WebHeader_Grove.jpg
Play Live Radio
Next Up:
0:00
0:00
Available On Air Stations
21 new or upgrading sustainers will unlock $5K for NHPR. Make your sustaining gift today!
The Exchange
Tourism is New Hampshire’s second-largest industry–if you combine the state’s smart manufacturing and high technology sectors (SMHT). It’s also a clear point of intersection between government and industry, with the state maintaining a number of parks, campgrounds, and historical sites, and nearby businesses in turn catering to visitors’ needs. Given this close relationship, the state provides funding to market New Hampshire to potential tourists. Some of the heaviest marketing efforts are concentrated in Boston, Philadelphia and New York City. Canadian tourists, especially Quebeçois, also make up a sizable number of New Hampshire’s visitors. From the business perspective, “tourism” is a broad term. It encompasses hotels, resorts, restaurants, retail, and arts and entertainment, among other things. So while statewide reports may indicate overall restaurant or retail sales are up or down, the story might be very different in New Hampshire’s main tourism communities. For these places, weather, gas prices, currency exchange rates, and whether they draw visitors for outdoor activities, site-seeing, or shopping could all be factors.Summary provided by StateImpact NH

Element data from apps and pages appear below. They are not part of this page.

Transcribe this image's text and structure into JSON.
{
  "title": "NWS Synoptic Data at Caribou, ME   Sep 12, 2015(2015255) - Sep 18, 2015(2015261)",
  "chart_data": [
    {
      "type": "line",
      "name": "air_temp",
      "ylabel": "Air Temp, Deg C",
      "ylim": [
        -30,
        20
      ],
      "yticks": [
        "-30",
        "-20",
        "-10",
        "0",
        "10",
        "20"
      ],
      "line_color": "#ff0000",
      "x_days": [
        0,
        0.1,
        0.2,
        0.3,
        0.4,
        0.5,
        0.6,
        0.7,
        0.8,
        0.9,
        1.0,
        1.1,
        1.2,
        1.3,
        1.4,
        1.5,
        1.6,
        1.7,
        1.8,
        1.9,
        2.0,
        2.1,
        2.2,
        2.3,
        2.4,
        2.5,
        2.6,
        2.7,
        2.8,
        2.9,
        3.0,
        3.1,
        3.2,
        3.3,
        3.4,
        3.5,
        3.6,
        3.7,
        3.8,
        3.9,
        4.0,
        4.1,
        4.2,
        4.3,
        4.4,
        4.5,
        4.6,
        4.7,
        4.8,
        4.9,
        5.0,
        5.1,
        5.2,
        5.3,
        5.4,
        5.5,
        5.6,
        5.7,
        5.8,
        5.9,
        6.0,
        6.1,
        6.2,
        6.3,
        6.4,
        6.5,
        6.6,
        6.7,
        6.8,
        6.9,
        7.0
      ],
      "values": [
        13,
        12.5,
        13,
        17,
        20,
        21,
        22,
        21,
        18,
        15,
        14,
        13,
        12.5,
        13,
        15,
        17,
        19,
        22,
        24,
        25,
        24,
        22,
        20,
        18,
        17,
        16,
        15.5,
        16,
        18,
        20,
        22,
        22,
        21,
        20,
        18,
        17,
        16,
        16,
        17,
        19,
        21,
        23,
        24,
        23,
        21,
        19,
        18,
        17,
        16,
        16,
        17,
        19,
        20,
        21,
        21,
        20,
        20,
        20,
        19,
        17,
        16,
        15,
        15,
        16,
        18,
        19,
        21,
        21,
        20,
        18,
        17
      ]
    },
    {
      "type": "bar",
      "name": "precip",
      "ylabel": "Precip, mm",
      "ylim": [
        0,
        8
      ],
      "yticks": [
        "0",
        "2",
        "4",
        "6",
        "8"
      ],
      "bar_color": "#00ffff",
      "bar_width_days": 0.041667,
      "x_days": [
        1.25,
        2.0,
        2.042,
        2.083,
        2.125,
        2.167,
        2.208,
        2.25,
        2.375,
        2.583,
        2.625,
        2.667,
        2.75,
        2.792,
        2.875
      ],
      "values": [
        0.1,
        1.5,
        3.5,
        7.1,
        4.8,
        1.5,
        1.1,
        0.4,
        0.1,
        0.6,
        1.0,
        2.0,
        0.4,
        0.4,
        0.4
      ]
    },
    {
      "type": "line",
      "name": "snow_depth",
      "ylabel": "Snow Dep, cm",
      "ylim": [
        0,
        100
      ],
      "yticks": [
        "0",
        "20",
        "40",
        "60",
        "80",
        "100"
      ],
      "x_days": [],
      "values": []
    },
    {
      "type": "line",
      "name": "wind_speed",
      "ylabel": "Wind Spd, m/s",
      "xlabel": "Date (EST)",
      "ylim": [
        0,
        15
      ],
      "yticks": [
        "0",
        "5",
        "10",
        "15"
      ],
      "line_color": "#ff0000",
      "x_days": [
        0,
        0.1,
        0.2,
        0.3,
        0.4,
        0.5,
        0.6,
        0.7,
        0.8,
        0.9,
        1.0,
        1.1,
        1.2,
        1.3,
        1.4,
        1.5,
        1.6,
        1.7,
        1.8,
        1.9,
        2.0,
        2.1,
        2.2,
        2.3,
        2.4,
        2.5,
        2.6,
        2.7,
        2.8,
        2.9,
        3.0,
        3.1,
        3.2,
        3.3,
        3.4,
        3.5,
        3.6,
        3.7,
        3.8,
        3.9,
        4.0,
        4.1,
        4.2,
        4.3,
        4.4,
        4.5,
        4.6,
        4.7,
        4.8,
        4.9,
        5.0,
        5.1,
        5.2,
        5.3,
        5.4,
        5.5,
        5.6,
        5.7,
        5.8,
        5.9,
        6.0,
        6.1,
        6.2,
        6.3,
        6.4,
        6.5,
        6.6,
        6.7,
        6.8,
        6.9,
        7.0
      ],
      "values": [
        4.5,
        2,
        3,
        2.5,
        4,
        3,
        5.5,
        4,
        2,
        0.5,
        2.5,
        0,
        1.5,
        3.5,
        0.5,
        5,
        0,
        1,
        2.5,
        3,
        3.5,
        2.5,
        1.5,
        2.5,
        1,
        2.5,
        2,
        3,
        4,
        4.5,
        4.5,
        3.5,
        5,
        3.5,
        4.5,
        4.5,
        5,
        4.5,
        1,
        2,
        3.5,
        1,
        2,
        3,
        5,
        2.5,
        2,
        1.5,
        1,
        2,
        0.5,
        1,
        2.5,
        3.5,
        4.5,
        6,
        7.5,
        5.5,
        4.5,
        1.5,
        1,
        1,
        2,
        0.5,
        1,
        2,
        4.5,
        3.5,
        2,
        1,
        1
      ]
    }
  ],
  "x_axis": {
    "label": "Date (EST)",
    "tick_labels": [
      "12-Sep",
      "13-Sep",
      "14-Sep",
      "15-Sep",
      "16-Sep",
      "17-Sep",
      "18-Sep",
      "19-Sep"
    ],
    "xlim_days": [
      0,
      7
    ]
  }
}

New Hampshire Tourism: What Brings Visitors?

picmonkey_collage.jpg
Quiggyt4, ShellMotorSportsUS, weesam2010
/
Flickr/CC

Maine is known for its lobster and coast, and Vermont for its quaint villages and bucolic scenery. But what draws tourists to the Granite State?  Our visitors are a mixed group – from Nascar fans to rock climbers to those who love tax free shopping.  We’ll find out what pulls people here, and whether the state’s brand could use an update. 

GUESTS:

  • Rick Broussard editor of New Hampshire magazine
  • Jeff Feingold – editor of New Hampshire Business Review  
  • Jamie Trowbridge – president and CEO of Yankee Publishing, Inc.
Related Content